Research Findings

Preliminary Research Findings from the ACTIVE Study

The following research summaries were presented at the 2020 American Professional Association for ADHD and Related Disorders (APSARD) conference in Washington, DC.

Brain Electrophysiology Subtypes of ADHD: Children with ADHD show one of three patterns of brain activity during tasks that require attention. Some children’s brains seem to have difficulty processing surprising stimuli; others seem to have difficulty holding onto information while they are doing a task; still others seem to have reduced levels of neural excitation that makes it hard to increase attention resources when faced with a more difficult task.

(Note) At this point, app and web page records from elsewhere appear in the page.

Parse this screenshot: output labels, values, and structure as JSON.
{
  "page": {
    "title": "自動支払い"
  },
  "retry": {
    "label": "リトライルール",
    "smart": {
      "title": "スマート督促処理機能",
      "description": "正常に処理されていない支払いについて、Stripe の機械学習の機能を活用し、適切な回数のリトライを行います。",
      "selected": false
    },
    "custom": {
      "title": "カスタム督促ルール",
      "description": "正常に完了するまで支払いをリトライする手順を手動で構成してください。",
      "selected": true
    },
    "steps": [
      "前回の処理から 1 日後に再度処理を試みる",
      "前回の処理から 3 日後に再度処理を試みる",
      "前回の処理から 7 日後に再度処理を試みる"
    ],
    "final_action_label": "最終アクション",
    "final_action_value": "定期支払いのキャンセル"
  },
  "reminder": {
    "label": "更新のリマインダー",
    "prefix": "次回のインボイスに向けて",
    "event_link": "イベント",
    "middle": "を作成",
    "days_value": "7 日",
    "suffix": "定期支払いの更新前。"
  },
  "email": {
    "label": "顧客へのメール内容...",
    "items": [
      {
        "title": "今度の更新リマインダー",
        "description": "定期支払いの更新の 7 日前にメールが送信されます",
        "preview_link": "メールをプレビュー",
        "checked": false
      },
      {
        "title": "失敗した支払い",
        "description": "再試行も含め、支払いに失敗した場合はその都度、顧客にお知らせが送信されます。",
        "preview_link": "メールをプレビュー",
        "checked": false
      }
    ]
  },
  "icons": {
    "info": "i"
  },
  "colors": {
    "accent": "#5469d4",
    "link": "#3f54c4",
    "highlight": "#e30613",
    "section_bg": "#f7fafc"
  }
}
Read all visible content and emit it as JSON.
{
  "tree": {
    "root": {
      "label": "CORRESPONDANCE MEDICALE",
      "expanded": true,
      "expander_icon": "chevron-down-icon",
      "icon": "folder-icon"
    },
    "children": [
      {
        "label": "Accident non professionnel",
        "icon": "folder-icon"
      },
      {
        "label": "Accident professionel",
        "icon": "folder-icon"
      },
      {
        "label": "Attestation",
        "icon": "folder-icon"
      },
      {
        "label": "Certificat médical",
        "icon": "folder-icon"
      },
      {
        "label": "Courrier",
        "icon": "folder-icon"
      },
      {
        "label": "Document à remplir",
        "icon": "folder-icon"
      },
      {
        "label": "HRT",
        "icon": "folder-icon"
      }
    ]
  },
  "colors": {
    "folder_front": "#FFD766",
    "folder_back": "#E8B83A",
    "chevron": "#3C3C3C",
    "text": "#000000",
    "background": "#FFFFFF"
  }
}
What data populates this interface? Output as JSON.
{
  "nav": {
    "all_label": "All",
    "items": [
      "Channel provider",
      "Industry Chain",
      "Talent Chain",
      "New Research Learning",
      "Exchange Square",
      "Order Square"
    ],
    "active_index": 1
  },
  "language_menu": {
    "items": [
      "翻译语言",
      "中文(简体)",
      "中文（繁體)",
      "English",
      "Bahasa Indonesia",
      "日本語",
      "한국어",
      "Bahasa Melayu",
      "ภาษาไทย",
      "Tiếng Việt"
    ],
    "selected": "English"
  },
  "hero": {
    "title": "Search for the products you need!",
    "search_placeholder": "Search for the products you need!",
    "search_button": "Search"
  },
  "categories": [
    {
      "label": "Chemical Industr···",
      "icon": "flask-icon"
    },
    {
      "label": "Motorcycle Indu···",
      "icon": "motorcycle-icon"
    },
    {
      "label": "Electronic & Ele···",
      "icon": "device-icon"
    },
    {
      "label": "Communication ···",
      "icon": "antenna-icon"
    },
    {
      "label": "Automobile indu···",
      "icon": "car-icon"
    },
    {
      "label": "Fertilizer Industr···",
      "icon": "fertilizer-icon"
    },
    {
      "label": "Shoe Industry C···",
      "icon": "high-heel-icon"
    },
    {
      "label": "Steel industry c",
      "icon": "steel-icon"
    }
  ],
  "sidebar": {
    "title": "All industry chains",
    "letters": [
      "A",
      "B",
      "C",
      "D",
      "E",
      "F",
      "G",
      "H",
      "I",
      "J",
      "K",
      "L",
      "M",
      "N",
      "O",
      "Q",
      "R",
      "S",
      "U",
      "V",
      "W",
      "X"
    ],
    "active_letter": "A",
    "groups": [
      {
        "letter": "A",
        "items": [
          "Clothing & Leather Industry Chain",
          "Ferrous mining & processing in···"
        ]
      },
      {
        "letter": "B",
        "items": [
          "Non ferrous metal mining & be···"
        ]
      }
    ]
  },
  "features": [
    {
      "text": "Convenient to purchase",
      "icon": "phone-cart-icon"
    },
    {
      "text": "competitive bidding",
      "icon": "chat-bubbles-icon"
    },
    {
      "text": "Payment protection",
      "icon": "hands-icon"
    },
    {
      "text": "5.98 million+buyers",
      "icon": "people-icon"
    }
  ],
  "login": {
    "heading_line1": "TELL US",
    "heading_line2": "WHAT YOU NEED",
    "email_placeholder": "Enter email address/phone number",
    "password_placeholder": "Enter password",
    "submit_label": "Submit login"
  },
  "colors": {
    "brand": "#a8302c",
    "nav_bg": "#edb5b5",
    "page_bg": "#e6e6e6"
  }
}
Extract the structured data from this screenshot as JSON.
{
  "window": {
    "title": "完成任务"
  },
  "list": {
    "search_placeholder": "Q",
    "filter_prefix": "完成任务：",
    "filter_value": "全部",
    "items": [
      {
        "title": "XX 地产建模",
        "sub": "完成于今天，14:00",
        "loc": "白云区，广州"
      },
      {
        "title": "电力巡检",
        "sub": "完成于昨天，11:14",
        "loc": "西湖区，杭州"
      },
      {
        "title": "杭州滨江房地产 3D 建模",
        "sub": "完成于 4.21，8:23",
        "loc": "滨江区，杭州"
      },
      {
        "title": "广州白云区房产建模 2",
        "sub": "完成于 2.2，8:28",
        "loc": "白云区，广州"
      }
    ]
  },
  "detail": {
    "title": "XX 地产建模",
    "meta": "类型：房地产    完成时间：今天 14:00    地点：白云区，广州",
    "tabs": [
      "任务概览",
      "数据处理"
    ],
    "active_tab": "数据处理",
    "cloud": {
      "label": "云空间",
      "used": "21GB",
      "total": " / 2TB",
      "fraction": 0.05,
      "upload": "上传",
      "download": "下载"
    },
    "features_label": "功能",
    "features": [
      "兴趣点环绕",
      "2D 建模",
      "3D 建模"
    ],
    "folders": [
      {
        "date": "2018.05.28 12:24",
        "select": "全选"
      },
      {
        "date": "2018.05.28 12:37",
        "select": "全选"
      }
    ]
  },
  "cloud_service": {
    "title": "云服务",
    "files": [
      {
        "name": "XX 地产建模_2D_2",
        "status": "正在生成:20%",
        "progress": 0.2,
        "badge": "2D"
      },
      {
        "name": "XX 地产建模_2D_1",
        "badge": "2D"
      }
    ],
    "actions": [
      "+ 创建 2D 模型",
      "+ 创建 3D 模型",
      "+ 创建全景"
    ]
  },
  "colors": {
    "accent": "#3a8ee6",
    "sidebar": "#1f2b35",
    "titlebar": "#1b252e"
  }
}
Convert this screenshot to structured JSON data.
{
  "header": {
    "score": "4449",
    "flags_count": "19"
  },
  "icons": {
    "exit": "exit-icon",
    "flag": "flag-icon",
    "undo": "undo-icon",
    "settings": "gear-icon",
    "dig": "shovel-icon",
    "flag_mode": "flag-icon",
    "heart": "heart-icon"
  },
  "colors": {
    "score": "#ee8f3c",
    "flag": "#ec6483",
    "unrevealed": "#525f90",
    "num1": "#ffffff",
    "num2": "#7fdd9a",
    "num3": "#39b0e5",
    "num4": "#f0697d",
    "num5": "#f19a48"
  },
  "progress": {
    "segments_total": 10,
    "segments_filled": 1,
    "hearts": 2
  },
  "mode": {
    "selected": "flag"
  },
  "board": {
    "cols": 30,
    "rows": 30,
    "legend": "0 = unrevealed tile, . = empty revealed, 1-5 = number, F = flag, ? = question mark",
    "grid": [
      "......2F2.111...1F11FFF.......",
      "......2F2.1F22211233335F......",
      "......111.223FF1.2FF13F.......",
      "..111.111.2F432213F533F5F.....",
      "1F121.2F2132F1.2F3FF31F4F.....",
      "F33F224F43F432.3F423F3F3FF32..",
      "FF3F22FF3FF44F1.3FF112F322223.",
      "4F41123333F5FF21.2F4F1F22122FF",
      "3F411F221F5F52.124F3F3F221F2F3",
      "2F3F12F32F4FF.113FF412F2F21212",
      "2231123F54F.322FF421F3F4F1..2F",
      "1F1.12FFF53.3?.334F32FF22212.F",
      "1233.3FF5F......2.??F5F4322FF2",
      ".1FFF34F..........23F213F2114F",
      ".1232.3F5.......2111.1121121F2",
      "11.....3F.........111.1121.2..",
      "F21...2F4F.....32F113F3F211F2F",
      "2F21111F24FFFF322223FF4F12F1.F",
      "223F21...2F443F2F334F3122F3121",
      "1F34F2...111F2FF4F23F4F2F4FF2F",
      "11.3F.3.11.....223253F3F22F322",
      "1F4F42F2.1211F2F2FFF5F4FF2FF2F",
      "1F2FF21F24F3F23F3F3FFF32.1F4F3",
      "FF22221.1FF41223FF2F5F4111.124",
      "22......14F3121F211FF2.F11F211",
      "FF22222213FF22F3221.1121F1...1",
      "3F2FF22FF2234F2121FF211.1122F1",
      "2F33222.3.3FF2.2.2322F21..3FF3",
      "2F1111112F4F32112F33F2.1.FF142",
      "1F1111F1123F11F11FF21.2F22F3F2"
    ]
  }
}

Co-occuring Psychiatric Symptoms in ADHD: Certain personality traits appear to increase the likelihood that a child with ADHD will have co-existing psychiatric symptoms. For example, children with ADHD who have more negative affect, less self-control, and are more outgoing are more likely to have co-existing oppositional behaviors. Children with ADHD who have negative affect, but typical levels of self-control and extroversion, are more likely to have co-existing anxious symptoms.

Brain Signature for Anxiety Symptoms Differs in ADHD: Based on a measure of neural excitation (EEG) that occurs after a child makes an error during a task, anxiety symptoms do not increase a child with ADHD’s subconscious awareness of their own mistakes. This is in contrast to kids without ADHD, who tend to show more subconscious attention to their own mistakes if they are anxious.